Fiber is important for digestive health, and there’s a good amount of that in edamame. This, in moderation, can aid in regulating a guinea pig’s bowel movements.

Potential Dangers Of Feeding Edamame To Your Guinea Pig 

The biggest danger from edamame is lectin, which is a glycoprotein present in the bean. Raw edamame has an exorbitant amount of lectin, and that toxin is dangerous to guinea pigs.

It’s even dangerous to humans, though, of course, guinea pigs have a much lower tolerance for it.

When consuming lectin, guinea pigs will experience diarrhea, nausea, and vomiting two hours after consumption. This can make them very sick and, in excess, can lead to death.

This is why cooking edamame thoroughly is important before feeding any to a guinea pig.

Another common danger of edamame for guinea pigs is the same negative effect of any new food fed in excess: a guinea pig’s digestive system may be unable to handle it at first.

This is why feeding in moderation and gradually is so important.

How Often Can You Feed Edamame To Your Guinea Pig?

Edamame should be fed in moderation. When calculating nutrition and diet needs, it counts as a vegetable and should fit within a guinea pig’s dietary vegetable allowance.

Juvenile guinea pigs should not be fed edamame; wait until your pet is at an adult age!

Due to the contents of edamame, these beans should be rare treats. Only feed one pod, or three or four beans, of edamame to your guinea pig when you feed it.

As already mentioned, you should not feed this food frequently.  Guinea pigs should only eat edamame about once or twice a month.

In addition, be sure to introduce edamame gradually into your guinea pig’s diet. Serve just one bean first and watch for any signs of sickness or digestive upset.
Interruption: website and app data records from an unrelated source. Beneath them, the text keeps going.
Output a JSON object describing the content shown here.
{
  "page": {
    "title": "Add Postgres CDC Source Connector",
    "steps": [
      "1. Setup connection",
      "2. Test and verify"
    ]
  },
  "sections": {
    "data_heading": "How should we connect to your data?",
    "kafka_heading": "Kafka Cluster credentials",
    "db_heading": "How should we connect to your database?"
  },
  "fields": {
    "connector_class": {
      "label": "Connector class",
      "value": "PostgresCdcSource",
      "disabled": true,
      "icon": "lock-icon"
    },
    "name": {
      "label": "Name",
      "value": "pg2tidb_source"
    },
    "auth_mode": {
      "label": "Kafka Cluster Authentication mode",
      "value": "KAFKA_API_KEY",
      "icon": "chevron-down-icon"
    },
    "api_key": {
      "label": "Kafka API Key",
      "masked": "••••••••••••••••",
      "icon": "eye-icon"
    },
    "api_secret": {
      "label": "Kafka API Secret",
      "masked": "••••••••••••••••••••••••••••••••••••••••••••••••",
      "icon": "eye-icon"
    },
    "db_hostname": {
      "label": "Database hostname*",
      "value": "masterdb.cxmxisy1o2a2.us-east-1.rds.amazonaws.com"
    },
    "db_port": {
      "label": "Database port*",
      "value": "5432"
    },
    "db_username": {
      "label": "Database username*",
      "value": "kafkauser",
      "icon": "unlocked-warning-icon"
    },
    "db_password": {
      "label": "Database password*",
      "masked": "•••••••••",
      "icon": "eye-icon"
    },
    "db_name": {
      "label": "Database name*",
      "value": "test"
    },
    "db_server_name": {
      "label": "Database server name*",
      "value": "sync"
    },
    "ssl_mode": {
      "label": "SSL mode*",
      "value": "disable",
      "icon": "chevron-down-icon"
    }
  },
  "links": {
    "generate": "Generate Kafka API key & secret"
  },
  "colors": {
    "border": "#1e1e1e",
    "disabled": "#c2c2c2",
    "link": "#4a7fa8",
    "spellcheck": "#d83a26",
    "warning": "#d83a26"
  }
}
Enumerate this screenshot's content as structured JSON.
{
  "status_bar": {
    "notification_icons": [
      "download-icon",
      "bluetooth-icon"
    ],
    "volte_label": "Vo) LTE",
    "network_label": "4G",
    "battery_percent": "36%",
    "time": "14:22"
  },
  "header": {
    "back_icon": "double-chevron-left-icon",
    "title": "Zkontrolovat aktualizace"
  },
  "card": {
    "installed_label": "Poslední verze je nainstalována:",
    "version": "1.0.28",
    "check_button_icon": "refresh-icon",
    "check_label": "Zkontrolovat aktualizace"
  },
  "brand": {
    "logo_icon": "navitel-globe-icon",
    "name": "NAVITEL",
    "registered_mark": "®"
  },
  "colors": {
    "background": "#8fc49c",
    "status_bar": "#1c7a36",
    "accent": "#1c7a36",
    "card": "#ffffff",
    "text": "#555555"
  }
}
If your guinea pig reacts well, feed two beans next time, then eventually three, and finally four.

Safest Way To Feed Edamame To Your Guinea Pig

The safest way to give your guinea pig edamame is by cooking the edamame first.

Guinea pigs should never be given raw edamame, as there is too much toxic lectin in the raw beans. In addition, edamame should be cooked without salt or any added flavor to avoid causing digestive issues or sickness to guinea pigs. 

It’s recommended that you don’t use frozen edamame either. Although you will cook the edamame regardless before serving it, most frozen edamame is pre-salted.

While guinea pigs can eat a little bit of salt, it’s best not to feed them more salt than is strictly a part of a fresh diet. Opt for fresh edamame so you can control what you add to it.

Once you’re done cooking your edamame without any salt or additives for your guinea pig, simply remove the beans from their shell and serve them whole to your pet. If you’re worried about potential choking hazards, you can cut up the edamame first.

You can simply give edamame to a guinea pig as a treat with meals, but it’s also acceptable to mix a safe amount of the beans with pellets or hay. This provides a nice nutritional boost to your guinea pig’s fodder and keeps things interesting for them.

Some guinea pig owners feed their guinea pigs edamame shells, but it’s not recommended to do so. The shells don’t contain anything that’s toxic to guinea pigs, but they’re quite hard and tough and may be hard to chew on. This poses a choking hazard to guinea pigs. 

In short, the best way to feed edamame to your guinea pig is to cook the pod without salt, then remove the beans and serve them either whole or chopped.

Edamame should be bright green when served to ensure full, thorough cooking.


Edamame can be a great occasional snack for guinea pigs, fed as a vegetable treat a couple of times a month. Just make sure that you thoroughly cook the edamame before giving it to your guinea pig!